Ask A Fund Manager
The Motley Fool chats with the best in the industry so that you can get an insight into how the professionals think. In this edition, Chester Asset Management portfolio manager Rob Tucker recalls how painful long-term investing can be, but why it's worth sticking to it.
The ASX share for a comfortable night's sleep
The Motley Fool: If the market closed tomorrow for four years, which stock would you want to hold?
Rob Tucker: When I think about those sorts of questions, I do think about pricing power — when a company can raise prices without impacting customer engagement.
MF: Do you hold Lottery Corp?
RT: We do, yep. Since they've de-merged, they've shown a really strong ability to tweak prices with Powerball and some of the other games. It's certainly one that's got margin expansion through the ability to sell digital tickets, and some pricing levers. I like the Lottery Corp.
There is probably a five-year wait in terms of the Victorian licence, so that's a near-term potential obstacle. That's why I'd err on the side of saying CSL on the five-year yields and I'd hold if the market was closed.
MF: Is there a move that you regret from the past? For example, a missed opportunity or buying a stock at the wrong timing or price.
RT: One thing we've done occasionally with our fund, in the cyclical space, we'll value the asset in the ground and come up with a net asset value. That's how we value the company. Sometimes we've been a little early in the strategic merit of that asset base. Sometimes we have to be very patient and [cop] a fair bit of drawdown on individual stocks because we've been a bit early.
I'll use a stock like Comet Ridge Ltd (ASX: COI) [as an example]. Comet Ridge we bought in 2018 on the premise that it is a large gas discovery in the Bowen Basin and at some point that asset will be the next cab off the rank in terms of production. They have a joint venture with Santos Ltd (ASX: STO) for half of it, and 100% owned the other half.
Comet Ridge has been a painful stock for us, but as we sit here today five years later, we're really excited about what happens the next two years, because it is absolutely still a gas resource in the middle of Queensland that's going to be desperately needed to help solve the East Coast gas crisis.
That's an example of one I've still got high conviction in, but I've been wrong for four years basically.
MF: That would be painful, especially for professional investors like yourselves, because you have to report performance periodically. Even if you have high conviction for a long time, it's a tricky balance, isn't it?
RT: Yep. And smaller caps tend to have more volatility.
Large caps, if something changed fundamentally with CSL, our fund's of the size we could change our mind in the first two hours. With a small cap, you've got to be really vigilant and very, very detailed in why you're holding those interested companies. And they can move aggressively against you.
The other point is just sometimes getting the portfolio weights wrong. Sometimes some of your best ideas, you've only got a 2% position and you wish it was a 4% position. Sometimes you've got a 4% position you wish was only a 1% position.

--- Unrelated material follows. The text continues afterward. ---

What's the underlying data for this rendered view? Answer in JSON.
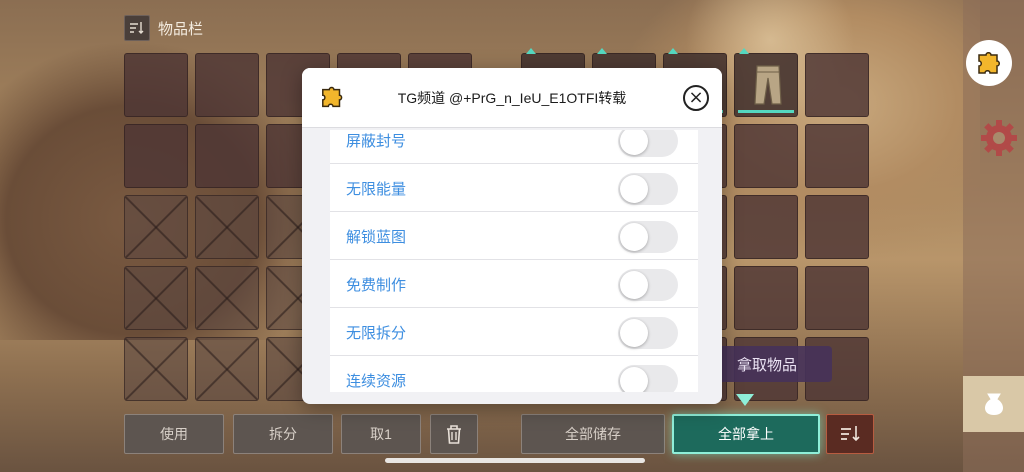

When they're going down, you want less of them, when they're going up you want more of them.
It's always getting the portfolio weight right is as much a challenge in portfolio management [as] getting the right stocks.